From New York of 1911 to our time 2012, words and expressions continue to live and die. We even have a new expression for this bit of writing. A blog. The term has only been around since the 1990‘s and we even know who first coined it according to Wiki, “The term “weblog” was coined by Jorn Barger on 17 December 1997.” It’s a blog, and I am blogging. New noun and new verb. Since I am new at blogging, I will name myself a Blogie instead of a blogger. When I get up to, say a hundred posts, only then will I have earned the right to call myself a blogger. So until then this bloggie (I think I like it better with two g’s) will end this post with a cheerful and bright, “ CHEERIO!”
Lovely post , Susan, never heard that passage before! Gezellig – fantastic word 🙂
Thanks Kate, that’s very gezellig of you!
Oh how I wish I had noted my Grandmother’s sayings 🙂
I know! I was too young to appreciate my grandmother! I wish I had kept a notebook since childhood!
Nice post, Susan.
Have you read Peter Carey’s ‘The True History of the Kelly Gang’? It’s quite a challenge in terms of vernacular too. But once you get into the swing of it… anyway, I loved it. You might enjoy it because I guess it’s basicallly Irish.
I haven’t read it. Thank you so much for the referral. I love discovering new books. I went and took a quick look at it on line and it looks interesting! Another book to add to my reading list!
i bought a pair of long socks recently. They are much longer than I expected. They are fit for a giant- if s/he liked red and pink stripey stockings with a ruffle at the top. They “would fit Big Aggie’s man”. Sometimes, only old family expressions will do.
Big Aggie’s man. I love it. There has to be a story behind that one! Do you have any idea where it came from in the family? Be so interesting to hear!

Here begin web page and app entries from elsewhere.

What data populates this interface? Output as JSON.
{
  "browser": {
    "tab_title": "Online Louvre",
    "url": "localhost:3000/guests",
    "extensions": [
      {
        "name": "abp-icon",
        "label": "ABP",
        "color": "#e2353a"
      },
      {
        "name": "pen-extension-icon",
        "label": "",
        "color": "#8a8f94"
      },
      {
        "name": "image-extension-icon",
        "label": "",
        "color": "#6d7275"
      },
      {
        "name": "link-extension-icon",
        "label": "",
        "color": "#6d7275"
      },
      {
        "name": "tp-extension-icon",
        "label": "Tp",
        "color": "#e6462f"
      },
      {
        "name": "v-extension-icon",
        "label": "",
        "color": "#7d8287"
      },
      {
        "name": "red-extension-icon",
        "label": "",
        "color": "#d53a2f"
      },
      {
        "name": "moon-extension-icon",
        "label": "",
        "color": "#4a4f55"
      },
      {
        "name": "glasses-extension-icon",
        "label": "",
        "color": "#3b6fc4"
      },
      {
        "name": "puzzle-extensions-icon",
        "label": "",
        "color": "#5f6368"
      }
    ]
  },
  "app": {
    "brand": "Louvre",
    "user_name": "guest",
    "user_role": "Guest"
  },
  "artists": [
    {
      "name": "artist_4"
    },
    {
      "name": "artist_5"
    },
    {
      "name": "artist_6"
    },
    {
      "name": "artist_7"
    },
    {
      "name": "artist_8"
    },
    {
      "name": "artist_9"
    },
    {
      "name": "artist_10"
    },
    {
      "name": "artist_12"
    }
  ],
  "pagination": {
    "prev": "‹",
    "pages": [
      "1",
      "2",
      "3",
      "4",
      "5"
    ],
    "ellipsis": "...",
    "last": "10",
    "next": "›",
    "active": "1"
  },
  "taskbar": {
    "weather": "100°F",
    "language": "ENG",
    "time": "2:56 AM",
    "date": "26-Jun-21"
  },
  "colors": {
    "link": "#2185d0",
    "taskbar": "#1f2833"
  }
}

That what I like so much when I come home to my summercottage – people talk in a way that I am afraid soon will be gone because the young ones finds it too country style. They want to be more like big city stylish trendy ones and so they change the way they speak. So, if I ask someone if the kid have a parent from Stockholm, I get the answer “no, why you ask” because of the way the kid is talking…You know, that´s their way nowadays.
Nicely written, Susan, cheerio!
Thanks Ingird! Isn’t that just so true! We try to adapt! I know when I visited Los Angeles as a teenager, I got teased about my accent, I did everything I could to get rid of it. Sadly it worked. Cheerio for now!